File:PLANCK FSM 03 Black.jpg
The sky is shining bright

Let us get updated by the experts. LouisBB (talk) 03:50, 13 August 2010 (UTC)

Merge this article into Timeline of the Big Bang?Edit

Any reason this article shouldn't be merged into Timeline of the Big Bang? There seems to be space in that article for the graphic. --ChetvornoTALK 20:02, 2 April 2012 (UTC)

Because it has a huge timeline section, that makes it hard to edit articles? Or that there are several such graphical timelines, like Graphical timeline from Big Bang to Heat Death ? Or Graphical timeline of the universe ? (talk) 14:25, 8 April 2012 (UTC)
I agree that this timeline would be out of place in Chronology of the universe (formerly Timeline of the Big Bang), but isn't it redundant to Graphical timeline from Big Bang to Heat Death? What purpose does this article serve that isn't already covered by the larger graph? DoctorKubla (talk) 13:09, 30 July 2012 (UTC)

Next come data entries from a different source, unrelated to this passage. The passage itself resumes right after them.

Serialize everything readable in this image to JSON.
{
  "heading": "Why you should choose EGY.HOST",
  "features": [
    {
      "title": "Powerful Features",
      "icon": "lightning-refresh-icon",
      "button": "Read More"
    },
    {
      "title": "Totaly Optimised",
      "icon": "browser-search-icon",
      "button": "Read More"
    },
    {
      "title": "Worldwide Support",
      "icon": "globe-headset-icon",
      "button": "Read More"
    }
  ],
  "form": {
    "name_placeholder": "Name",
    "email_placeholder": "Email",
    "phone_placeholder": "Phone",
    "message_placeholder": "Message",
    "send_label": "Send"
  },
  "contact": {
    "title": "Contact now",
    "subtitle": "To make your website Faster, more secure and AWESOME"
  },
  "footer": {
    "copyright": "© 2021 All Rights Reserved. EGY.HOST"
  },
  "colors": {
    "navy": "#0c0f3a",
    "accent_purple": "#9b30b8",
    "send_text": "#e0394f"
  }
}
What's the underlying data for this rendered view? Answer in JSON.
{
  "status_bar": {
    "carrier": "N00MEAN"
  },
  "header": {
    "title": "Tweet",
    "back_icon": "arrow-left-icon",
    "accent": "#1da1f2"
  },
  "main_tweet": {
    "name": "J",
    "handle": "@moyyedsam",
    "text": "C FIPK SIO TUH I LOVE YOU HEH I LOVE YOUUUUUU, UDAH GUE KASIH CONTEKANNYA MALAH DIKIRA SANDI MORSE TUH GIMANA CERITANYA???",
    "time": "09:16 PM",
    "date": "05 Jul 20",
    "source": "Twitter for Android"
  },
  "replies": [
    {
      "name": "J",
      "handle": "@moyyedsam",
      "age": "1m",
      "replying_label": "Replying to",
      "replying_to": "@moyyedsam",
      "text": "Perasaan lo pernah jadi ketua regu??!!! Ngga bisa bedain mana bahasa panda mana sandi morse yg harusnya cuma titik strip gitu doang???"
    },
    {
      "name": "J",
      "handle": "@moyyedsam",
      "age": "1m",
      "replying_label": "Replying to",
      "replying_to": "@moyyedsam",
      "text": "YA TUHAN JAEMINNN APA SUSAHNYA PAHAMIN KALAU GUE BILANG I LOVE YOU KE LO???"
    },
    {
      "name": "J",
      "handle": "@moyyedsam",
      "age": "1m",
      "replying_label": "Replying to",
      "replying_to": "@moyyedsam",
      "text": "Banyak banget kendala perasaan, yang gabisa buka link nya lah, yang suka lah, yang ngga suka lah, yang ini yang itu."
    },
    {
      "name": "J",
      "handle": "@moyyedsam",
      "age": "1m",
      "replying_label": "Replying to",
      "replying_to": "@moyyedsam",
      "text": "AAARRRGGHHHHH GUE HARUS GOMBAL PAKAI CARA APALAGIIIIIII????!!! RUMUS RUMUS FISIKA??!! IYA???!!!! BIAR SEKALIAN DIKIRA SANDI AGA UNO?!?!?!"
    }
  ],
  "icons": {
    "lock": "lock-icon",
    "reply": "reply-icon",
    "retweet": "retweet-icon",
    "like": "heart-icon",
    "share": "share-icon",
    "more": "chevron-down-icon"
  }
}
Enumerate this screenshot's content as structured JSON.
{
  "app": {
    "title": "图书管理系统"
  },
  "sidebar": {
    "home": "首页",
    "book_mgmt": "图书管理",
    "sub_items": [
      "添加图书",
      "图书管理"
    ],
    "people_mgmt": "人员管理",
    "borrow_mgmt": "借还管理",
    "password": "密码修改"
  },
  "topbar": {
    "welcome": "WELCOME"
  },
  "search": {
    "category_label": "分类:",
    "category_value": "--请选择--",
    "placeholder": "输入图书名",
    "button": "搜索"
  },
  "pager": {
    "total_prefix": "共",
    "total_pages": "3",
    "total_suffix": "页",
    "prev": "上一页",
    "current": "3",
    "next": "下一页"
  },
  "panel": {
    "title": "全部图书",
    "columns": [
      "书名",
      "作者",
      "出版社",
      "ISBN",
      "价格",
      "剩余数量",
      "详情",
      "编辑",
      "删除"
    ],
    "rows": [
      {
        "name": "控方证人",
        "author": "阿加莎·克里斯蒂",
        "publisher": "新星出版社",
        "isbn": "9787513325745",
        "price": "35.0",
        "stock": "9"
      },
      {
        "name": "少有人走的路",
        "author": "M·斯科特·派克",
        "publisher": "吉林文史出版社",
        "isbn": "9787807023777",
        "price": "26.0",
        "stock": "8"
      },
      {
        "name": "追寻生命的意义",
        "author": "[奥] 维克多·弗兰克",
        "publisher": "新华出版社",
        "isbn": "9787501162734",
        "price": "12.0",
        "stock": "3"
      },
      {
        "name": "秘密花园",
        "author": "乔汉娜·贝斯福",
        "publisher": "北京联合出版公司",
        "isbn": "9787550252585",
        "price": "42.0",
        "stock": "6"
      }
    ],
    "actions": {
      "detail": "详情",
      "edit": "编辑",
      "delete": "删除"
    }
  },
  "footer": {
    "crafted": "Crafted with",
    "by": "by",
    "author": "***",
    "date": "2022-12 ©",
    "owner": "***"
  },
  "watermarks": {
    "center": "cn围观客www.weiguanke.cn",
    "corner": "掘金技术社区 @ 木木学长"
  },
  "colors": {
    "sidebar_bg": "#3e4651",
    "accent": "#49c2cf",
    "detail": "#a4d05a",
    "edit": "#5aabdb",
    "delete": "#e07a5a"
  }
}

Redshift/Scale factorEdit

Hello! It would be nice if the redshift/the scale factor would be given as an additional time axis....dont you think? — Preceding unsigned comment added by (talk) 18:22, 6 June 2012 (UTC)

Merge to Graphical timeline from Big Bang to Heat DeathEdit

Isn't this article redundant to Graphical timeline from Big Bang to Heat Death? What purpose does this article serve that isn't already covered by the larger graph? I've said this already on this talk page, but this time I'm making it an official merge proposal. (I don't think a merge is actually necessary - a redirect would be more appropriate - but this is the best way of stimulating discussion.) DoctorKubla (talk) 13:40, 24 August 2012 (UTC)

Not the same - Heat Death is its own theory above and beyond big bang that is excepted.Moxy (talk) 23:47, 4 September 2012 (UTC)
But the graphs are the same. The graph on this page is exactly identical to the first half of the other graph, except with logarithmic time instead of double logarithmic time. DoctorKubla (talk) 07:19, 5 September 2012 (UTC)
I agree but Heat death of the universe is just one of the possible outcomes of the end of the universe - in fact its one of the theories that currently does not hold to much merit. We could remove the big bang section and just leave the heat section....but we would need others to get involved as the article has been stable for so long in its current state.Moxy (talk) 17:54, 5 September 2012 (UTC)
Okay, I see what you're saying now. You're right, a better solution would be to turn the other graph into a "Timeline of the Heat Death scenario". I'll see if I can get any consensus for that; either way, merging isn't the answer. I'll remove the tags. DoctorKubla (talk) 06:58, 6 September 2012 (UTC)

The Heat Death is a possible outcome for end of universe. However there are many possible outcomes beside that, so we can't merge these 2 unless these 2 theories are entirely dependent of one another. Byronchen150199 (talk) 06:47, 6 September 2012 (UTC)